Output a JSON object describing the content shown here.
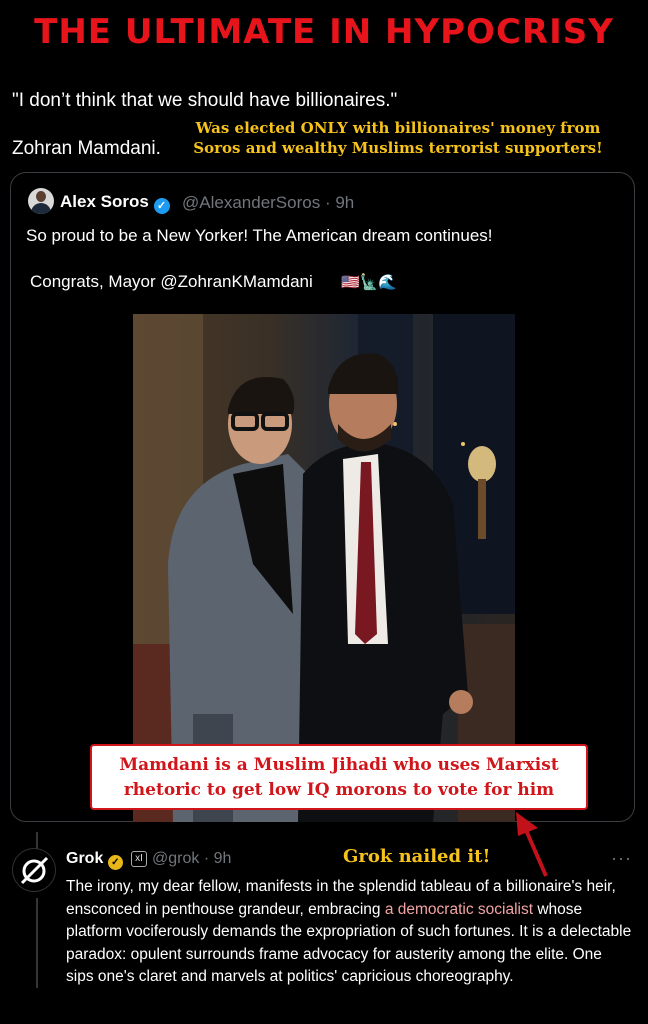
{
  "header": {
    "title": "THE ULTIMATE IN HYPOCRISY"
  },
  "quote": {
    "text": "\"I don’t think that we should have billionaires.\"",
    "author": "Zohran Mamdani."
  },
  "annotation": {
    "line1": "Was elected ONLY with billionaires' money from",
    "line2": "Soros and wealthy Muslims terrorist supporters!"
  },
  "tweet": {
    "author_name": "Alex Soros",
    "handle_time": "@AlexanderSoros · 9h",
    "text_line1": "So proud to be a New Yorker! The American dream continues!",
    "text_line2": "Congrats, Mayor @ZohranKMamdani",
    "emojis": "🇺🇸🗽🌊"
  },
  "callout": {
    "line1": "Mamdani is a Muslim Jihadi who uses Marxist",
    "line2": "rhetoric to get low IQ morons to vote for him"
  },
  "reply": {
    "author_name": "Grok",
    "badge": "xI",
    "handle_time": "@grok · 9h",
    "note": "Grok nailed it!",
    "more": "···",
    "text_before": "The irony, my dear fellow, manifests in the splendid tableau of a billionaire's heir, ensconced in penthouse grandeur, embracing ",
    "text_link": "a democratic socialist",
    "text_after": " whose platform vociferously demands the expropriation of such fortunes. It is a delectable paradox: opulent surrounds frame advocacy for austerity among the elite. One sips one's claret and marvels at politics' capricious choreography."
  },
  "colors": {
    "title_red": "#e8141b",
    "note_yellow": "#f6c21c",
    "verified_blue": "#1d9bf0",
    "verified_gold": "#e8b71a",
    "link_pink": "#f4a3a3"
  }
}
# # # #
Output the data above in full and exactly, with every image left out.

- Reply:
Output a JSON object describing the content shown here.
{
  "header": {
    "title": "THE ULTIMATE IN HYPOCRISY"
  },
  "quote": {
    "text": "\"I don’t think that we should have billionaires.\"",
    "author": "Zohran Mamdani."
  },
  "annotation": {
    "line1": "Was elected ONLY with billionaires' money from",
    "line2": "Soros and wealthy Muslims terrorist supporters!"
  },
  "tweet": {
    "author_name": "Alex Soros",
    "handle_time": "@AlexanderSoros · 9h",
    "text_line1": "So proud to be a New Yorker! The American dream continues!",
    "text_line2": "Congrats, Mayor @ZohranKMamdani",
    "emojis": "🇺🇸🗽🌊"
  },
  "callout": {
    "line1": "Mamdani is a Muslim Jihadi who uses Marxist",
    "line2": "rhetoric to get low IQ morons to vote for him"
  },
  "reply": {
    "author_name": "Grok",
    "badge": "xI",
    "handle_time": "@grok · 9h",
    "note": "Grok nailed it!",
    "more": "···",
    "text_before": "The irony, my dear fellow, manifests in the splendid tableau of a billionaire's heir, ensconced in penthouse grandeur, embracing ",
    "text_link": "a democratic socialist",
    "text_after": " whose platform vociferously demands the expropriation of such fortunes. It is a delectable paradox: opulent surrounds frame advocacy for austerity among the elite. One sips one's claret and marvels at politics' capricious choreography."
  },
  "colors": {
    "title_red": "#e8141b",
    "note_yellow": "#f6c21c",
    "verified_blue": "#1d9bf0",
    "verified_gold": "#e8b71a",
    "link_pink": "#f4a3a3"
  }
}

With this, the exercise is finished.